_INSTRUCTIONS TO FOLLOW_:
What is needed is a copy of each line in the listing that contains "title".

⁂

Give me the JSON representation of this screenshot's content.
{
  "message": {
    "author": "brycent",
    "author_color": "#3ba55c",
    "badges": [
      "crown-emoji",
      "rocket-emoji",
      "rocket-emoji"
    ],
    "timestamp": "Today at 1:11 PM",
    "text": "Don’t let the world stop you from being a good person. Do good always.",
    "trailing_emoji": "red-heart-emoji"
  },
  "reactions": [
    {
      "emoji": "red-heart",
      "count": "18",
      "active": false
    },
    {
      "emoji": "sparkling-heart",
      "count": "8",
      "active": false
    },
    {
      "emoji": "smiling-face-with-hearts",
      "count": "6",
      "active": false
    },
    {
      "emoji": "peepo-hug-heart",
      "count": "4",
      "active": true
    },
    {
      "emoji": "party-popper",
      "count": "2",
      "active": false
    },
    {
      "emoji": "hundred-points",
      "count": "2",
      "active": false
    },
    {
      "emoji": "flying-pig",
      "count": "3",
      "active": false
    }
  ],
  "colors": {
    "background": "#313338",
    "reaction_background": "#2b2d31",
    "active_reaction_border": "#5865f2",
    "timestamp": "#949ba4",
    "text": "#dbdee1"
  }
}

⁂

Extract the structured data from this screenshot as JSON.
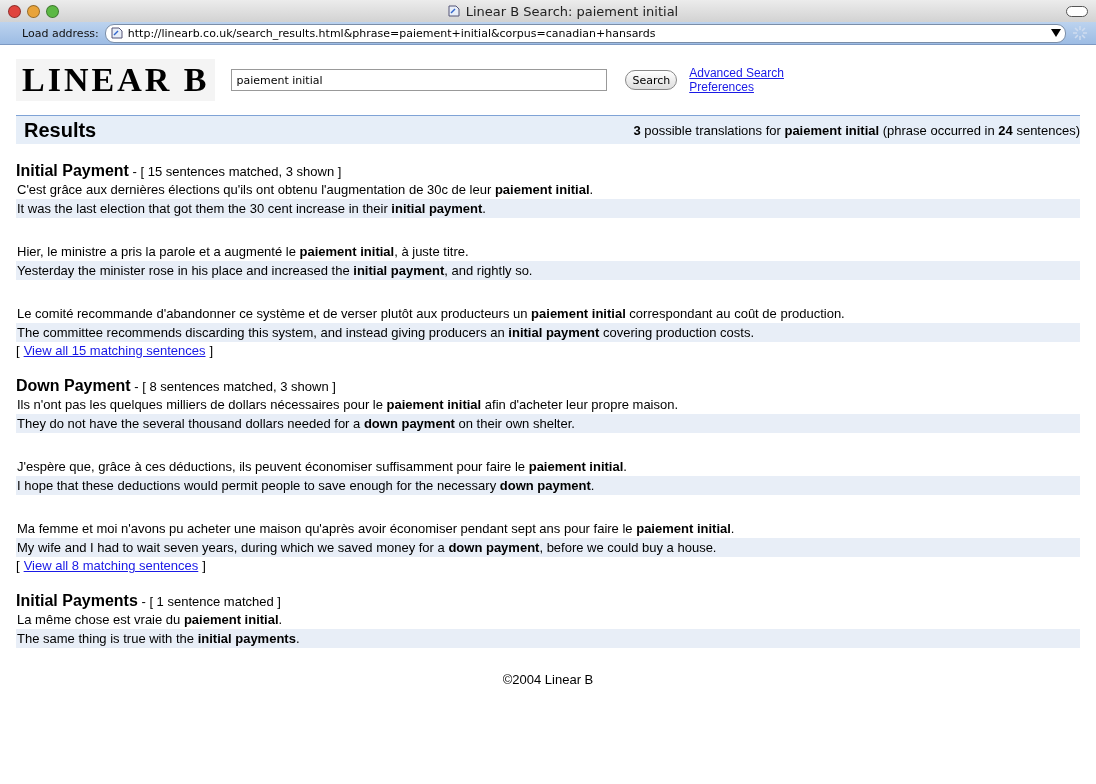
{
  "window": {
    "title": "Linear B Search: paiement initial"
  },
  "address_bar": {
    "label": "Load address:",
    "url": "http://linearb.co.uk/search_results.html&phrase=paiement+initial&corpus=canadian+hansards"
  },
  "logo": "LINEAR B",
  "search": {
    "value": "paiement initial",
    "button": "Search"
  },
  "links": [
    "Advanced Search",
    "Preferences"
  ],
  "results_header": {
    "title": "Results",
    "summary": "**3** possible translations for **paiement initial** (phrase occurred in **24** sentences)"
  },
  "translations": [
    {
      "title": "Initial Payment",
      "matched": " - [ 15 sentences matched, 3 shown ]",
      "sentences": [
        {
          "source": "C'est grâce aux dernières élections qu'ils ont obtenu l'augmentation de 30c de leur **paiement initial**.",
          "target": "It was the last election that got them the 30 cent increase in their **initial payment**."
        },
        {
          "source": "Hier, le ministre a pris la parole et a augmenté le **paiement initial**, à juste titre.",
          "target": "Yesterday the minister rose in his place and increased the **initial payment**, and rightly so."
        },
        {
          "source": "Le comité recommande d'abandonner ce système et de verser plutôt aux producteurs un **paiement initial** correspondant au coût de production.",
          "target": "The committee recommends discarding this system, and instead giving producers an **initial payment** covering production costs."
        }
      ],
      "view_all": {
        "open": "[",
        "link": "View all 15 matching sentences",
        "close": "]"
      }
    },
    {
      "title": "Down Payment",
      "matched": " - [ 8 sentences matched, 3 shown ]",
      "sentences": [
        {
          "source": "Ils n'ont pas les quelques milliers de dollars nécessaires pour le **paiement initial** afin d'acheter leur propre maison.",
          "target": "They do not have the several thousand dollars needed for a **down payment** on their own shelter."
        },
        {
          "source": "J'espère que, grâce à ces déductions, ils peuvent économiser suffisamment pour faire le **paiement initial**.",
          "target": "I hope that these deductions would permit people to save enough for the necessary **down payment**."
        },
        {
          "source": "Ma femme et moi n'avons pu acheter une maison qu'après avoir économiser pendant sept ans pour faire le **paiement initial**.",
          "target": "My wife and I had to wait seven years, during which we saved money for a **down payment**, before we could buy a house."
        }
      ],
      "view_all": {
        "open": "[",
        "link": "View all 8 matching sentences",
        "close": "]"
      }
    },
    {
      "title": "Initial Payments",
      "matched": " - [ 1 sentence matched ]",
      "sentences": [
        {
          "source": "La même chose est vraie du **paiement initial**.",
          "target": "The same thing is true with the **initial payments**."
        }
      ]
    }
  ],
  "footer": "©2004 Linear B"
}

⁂

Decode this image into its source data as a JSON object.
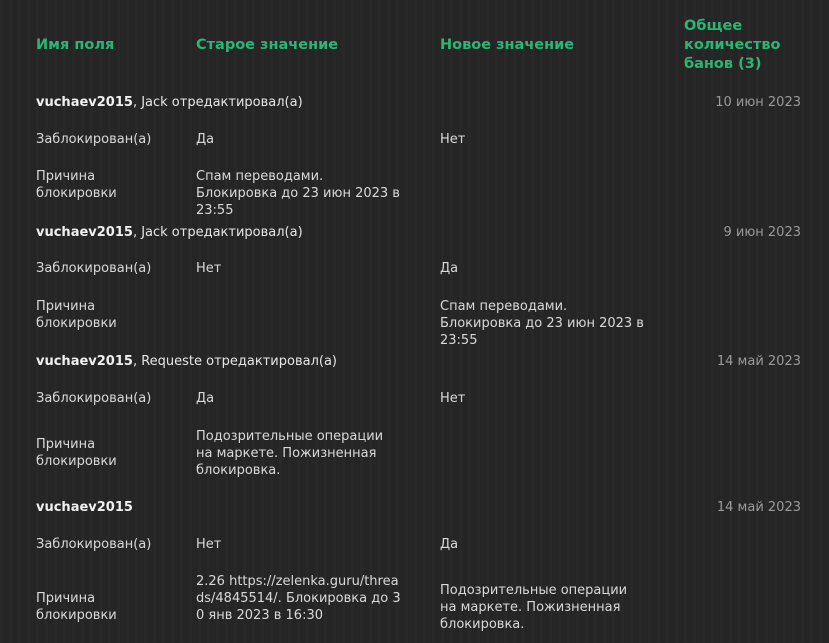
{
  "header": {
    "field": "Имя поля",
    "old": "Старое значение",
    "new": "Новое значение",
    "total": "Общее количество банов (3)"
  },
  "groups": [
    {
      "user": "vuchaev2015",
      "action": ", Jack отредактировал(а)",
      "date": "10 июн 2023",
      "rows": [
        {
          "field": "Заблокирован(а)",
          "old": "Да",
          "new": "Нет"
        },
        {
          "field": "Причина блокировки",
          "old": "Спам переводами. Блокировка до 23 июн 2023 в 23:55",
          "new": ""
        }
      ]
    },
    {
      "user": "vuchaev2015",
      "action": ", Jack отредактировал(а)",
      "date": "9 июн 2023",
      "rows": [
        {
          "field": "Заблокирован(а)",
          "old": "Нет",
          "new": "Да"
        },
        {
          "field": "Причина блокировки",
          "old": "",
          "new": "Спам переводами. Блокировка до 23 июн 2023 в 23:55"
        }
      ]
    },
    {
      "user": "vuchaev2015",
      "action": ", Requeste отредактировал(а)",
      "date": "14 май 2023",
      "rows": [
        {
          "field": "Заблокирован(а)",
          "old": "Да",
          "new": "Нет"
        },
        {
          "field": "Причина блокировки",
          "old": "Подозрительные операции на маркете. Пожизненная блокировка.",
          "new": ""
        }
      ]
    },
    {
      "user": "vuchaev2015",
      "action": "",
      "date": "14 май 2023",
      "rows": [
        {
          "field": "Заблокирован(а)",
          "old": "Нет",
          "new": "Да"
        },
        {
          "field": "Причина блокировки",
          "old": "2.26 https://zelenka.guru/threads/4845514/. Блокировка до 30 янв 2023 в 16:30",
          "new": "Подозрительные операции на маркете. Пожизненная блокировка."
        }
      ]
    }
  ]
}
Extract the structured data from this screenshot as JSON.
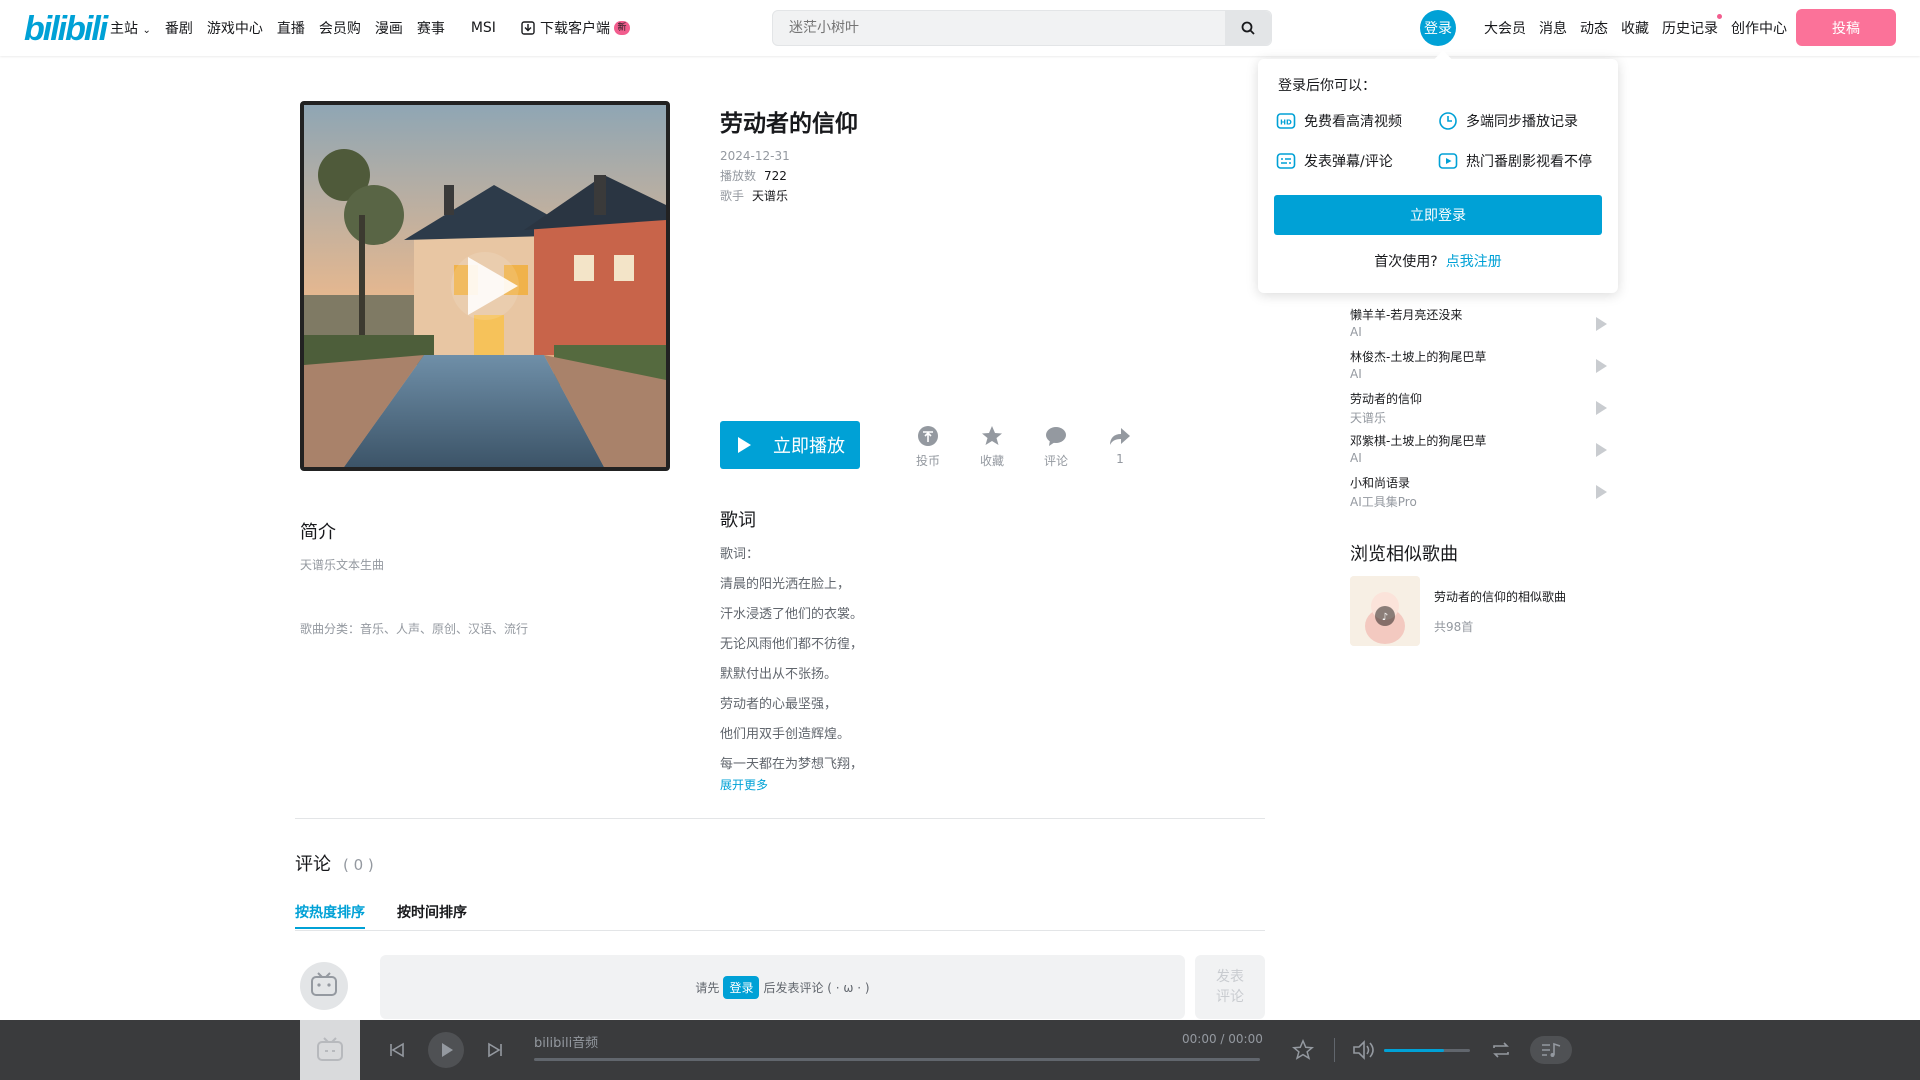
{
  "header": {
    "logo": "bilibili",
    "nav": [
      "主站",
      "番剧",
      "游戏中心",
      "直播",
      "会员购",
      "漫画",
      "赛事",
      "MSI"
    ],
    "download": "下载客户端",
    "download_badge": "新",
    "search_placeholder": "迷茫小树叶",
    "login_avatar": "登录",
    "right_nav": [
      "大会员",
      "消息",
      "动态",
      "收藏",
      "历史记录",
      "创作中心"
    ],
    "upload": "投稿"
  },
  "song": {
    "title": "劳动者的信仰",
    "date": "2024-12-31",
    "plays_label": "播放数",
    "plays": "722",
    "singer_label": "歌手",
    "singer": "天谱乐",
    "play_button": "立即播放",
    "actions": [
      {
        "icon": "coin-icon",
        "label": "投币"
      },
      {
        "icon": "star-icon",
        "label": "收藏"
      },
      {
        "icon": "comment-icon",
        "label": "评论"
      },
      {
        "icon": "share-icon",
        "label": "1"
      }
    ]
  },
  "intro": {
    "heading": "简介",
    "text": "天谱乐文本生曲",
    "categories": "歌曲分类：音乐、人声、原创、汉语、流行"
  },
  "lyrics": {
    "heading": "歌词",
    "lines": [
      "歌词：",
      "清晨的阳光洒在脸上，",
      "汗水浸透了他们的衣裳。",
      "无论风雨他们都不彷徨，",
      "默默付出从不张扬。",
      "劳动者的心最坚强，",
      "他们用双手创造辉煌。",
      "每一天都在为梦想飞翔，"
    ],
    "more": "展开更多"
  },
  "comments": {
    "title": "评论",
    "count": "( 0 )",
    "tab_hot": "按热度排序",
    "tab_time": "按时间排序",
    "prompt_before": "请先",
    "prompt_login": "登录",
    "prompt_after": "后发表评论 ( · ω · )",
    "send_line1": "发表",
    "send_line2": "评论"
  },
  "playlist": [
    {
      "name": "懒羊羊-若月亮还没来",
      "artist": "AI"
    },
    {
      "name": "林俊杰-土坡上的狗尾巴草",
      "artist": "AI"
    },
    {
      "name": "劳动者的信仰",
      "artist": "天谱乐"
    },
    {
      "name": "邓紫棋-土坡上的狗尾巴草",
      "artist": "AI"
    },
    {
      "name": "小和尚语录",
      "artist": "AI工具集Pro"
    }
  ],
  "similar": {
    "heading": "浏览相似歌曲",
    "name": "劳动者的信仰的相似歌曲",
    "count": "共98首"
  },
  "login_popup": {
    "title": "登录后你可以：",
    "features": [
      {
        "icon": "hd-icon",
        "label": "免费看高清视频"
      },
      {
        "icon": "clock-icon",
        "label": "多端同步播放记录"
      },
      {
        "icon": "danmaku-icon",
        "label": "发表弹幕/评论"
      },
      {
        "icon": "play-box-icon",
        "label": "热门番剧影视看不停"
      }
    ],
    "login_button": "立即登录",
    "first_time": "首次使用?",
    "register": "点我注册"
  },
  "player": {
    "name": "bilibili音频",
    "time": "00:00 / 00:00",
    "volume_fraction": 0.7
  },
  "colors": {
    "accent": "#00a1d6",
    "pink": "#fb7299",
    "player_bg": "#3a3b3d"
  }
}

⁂

_FINISHED EXERCISE_:
    "title": "Linear B Search: paiement initial"
    "title": "Results",
      "title": "Initial Payment",
      "title": "Down Payment",
      "title": "Initial Payments",
    "title": "劳动者的信仰",
    "title": "评论",
    "title": "登录后你可以：",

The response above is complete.